TASK ITEM:
Repeat the entries exactly as they appear.

____

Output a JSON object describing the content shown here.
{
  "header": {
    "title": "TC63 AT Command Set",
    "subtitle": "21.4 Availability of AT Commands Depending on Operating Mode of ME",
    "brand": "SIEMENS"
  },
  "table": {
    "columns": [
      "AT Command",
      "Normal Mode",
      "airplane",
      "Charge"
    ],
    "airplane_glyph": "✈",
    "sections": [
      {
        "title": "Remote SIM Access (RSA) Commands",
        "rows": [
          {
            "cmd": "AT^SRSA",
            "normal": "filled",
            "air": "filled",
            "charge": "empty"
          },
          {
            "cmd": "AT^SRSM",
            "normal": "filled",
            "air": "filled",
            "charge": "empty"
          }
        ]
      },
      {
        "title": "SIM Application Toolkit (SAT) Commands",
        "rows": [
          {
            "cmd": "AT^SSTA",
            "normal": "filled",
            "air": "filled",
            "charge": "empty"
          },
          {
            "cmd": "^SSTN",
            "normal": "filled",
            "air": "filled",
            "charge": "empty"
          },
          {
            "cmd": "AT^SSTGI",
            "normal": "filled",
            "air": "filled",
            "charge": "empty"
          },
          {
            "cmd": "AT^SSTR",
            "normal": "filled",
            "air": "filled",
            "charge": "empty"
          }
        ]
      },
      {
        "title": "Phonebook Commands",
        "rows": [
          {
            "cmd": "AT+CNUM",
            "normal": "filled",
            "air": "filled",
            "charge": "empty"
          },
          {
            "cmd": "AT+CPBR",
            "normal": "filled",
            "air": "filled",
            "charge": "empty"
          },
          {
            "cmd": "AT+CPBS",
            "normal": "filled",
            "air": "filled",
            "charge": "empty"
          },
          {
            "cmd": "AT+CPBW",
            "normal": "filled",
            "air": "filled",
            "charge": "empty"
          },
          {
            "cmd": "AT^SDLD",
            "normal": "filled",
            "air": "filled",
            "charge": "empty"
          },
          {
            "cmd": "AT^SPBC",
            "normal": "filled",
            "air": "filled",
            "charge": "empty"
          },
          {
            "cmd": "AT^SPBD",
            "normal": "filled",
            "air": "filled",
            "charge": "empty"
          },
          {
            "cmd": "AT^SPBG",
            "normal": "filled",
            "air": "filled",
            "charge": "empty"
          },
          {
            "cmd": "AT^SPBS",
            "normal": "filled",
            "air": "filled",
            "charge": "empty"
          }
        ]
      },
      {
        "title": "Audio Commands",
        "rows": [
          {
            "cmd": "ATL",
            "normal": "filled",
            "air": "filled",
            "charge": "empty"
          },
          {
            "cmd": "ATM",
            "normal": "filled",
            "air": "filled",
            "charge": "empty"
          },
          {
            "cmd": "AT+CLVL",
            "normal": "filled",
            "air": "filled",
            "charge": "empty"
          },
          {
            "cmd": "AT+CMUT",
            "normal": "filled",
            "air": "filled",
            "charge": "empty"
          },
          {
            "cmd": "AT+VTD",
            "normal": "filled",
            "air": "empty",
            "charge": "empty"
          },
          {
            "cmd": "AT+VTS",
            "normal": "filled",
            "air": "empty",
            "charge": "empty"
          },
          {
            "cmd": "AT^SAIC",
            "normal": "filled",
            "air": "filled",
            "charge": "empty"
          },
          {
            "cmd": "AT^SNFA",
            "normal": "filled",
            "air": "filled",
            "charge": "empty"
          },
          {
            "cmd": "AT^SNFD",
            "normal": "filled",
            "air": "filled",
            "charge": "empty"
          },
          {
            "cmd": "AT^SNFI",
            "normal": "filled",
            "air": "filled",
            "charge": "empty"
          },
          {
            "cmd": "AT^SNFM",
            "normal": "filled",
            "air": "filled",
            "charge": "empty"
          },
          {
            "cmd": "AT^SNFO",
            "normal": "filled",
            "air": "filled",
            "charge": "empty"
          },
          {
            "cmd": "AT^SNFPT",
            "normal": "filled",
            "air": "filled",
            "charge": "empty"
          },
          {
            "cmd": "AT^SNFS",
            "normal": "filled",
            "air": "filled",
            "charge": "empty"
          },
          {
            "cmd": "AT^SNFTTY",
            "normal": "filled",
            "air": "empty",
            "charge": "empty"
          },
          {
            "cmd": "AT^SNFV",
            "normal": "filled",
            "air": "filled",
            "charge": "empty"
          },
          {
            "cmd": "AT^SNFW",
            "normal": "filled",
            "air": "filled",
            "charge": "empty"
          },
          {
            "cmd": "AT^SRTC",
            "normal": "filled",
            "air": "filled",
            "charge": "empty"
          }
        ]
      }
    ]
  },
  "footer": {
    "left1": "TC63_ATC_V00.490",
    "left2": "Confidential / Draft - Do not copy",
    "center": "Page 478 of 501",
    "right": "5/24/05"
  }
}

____

FINISHED EXERCISE:
Output a JSON object describing the content shown here.
{
  "header": {
    "title": "TC63 AT Command Set",
    "subtitle": "21.4 Availability of AT Commands Depending on Operating Mode of ME",
    "brand": "SIEMENS"
  },
  "table": {
    "columns": [
      "AT Command",
      "Normal Mode",
      "airplane",
      "Charge"
    ],
    "airplane_glyph": "✈",
    "sections": [
      {
        "title": "Remote SIM Access (RSA) Commands",
        "rows": [
          {
            "cmd": "AT^SRSA",
            "normal": "filled",
            "air": "filled",
            "charge": "empty"
          },
          {
            "cmd": "AT^SRSM",
            "normal": "filled",
            "air": "filled",
            "charge": "empty"
          }
        ]
      },
      {
        "title": "SIM Application Toolkit (SAT) Commands",
        "rows": [
          {
            "cmd": "AT^SSTA",
            "normal": "filled",
            "air": "filled",
            "charge": "empty"
          },
          {
            "cmd": "^SSTN",
            "normal": "filled",
            "air": "filled",
            "charge": "empty"
          },
          {
            "cmd": "AT^SSTGI",
            "normal": "filled",
            "air": "filled",
            "charge": "empty"
          },
          {
            "cmd": "AT^SSTR",
            "normal": "filled",
            "air": "filled",
            "charge": "empty"
          }
        ]
      },
      {
        "title": "Phonebook Commands",
        "rows": [
          {
            "cmd": "AT+CNUM",
            "normal": "filled",
            "air": "filled",
            "charge": "empty"
          },
          {
            "cmd": "AT+CPBR",
            "normal": "filled",
            "air": "filled",
            "charge": "empty"
          },
          {
            "cmd": "AT+CPBS",
            "normal": "filled",
            "air": "filled",
            "charge": "empty"
          },
          {
            "cmd": "AT+CPBW",
            "normal": "filled",
            "air": "filled",
            "charge": "empty"
          },
          {
            "cmd": "AT^SDLD",
            "normal": "filled",
            "air": "filled",
            "charge": "empty"
          },
          {
            "cmd": "AT^SPBC",
            "normal": "filled",
            "air": "filled",
            "charge": "empty"
          },
          {
            "cmd": "AT^SPBD",
            "normal": "filled",
            "air": "filled",
            "charge": "empty"
          },
          {
            "cmd": "AT^SPBG",
            "normal": "filled",
            "air": "filled",
            "charge": "empty"
          },
          {
            "cmd": "AT^SPBS",
            "normal": "filled",
            "air": "filled",
            "charge": "empty"
          }
        ]
      },
      {
        "title": "Audio Commands",
        "rows": [
          {
            "cmd": "ATL",
            "normal": "filled",
            "air": "filled",
            "charge": "empty"
          },
          {
            "cmd": "ATM",
            "normal": "filled",
            "air": "filled",
            "charge": "empty"
          },
          {
            "cmd": "AT+CLVL",
            "normal": "filled",
            "air": "filled",
            "charge": "empty"
          },
          {
            "cmd": "AT+CMUT",
            "normal": "filled",
            "air": "filled",
            "charge": "empty"
          },
          {
            "cmd": "AT+VTD",
            "normal": "filled",
            "air": "empty",
            "charge": "empty"
          },
          {
            "cmd": "AT+VTS",
            "normal": "filled",
            "air": "empty",
            "charge": "empty"
          },
          {
            "cmd": "AT^SAIC",
            "normal": "filled",
            "air": "filled",
            "charge": "empty"
          },
          {
            "cmd": "AT^SNFA",
            "normal": "filled",
            "air": "filled",
            "charge": "empty"
          },
          {
            "cmd": "AT^SNFD",
            "normal": "filled",
            "air": "filled",
            "charge": "empty"
          },
          {
            "cmd": "AT^SNFI",
            "normal": "filled",
            "air": "filled",
            "charge": "empty"
          },
          {
            "cmd": "AT^SNFM",
            "normal": "filled",
            "air": "filled",
            "charge": "empty"
          },
          {
            "cmd": "AT^SNFO",
            "normal": "filled",
            "air": "filled",
            "charge": "empty"
          },
          {
            "cmd": "AT^SNFPT",
            "normal": "filled",
            "air": "filled",
            "charge": "empty"
          },
          {
            "cmd": "AT^SNFS",
            "normal": "filled",
            "air": "filled",
            "charge": "empty"
          },
          {
            "cmd": "AT^SNFTTY",
            "normal": "filled",
            "air": "empty",
            "charge": "empty"
          },
          {
            "cmd": "AT^SNFV",
            "normal": "filled",
            "air": "filled",
            "charge": "empty"
          },
          {
            "cmd": "AT^SNFW",
            "normal": "filled",
            "air": "filled",
            "charge": "empty"
          },
          {
            "cmd": "AT^SRTC",
            "normal": "filled",
            "air": "filled",
            "charge": "empty"
          }
        ]
      }
    ]
  },
  "footer": {
    "left1": "TC63_ATC_V00.490",
    "left2": "Confidential / Draft - Do not copy",
    "center": "Page 478 of 501",
    "right": "5/24/05"
  }
}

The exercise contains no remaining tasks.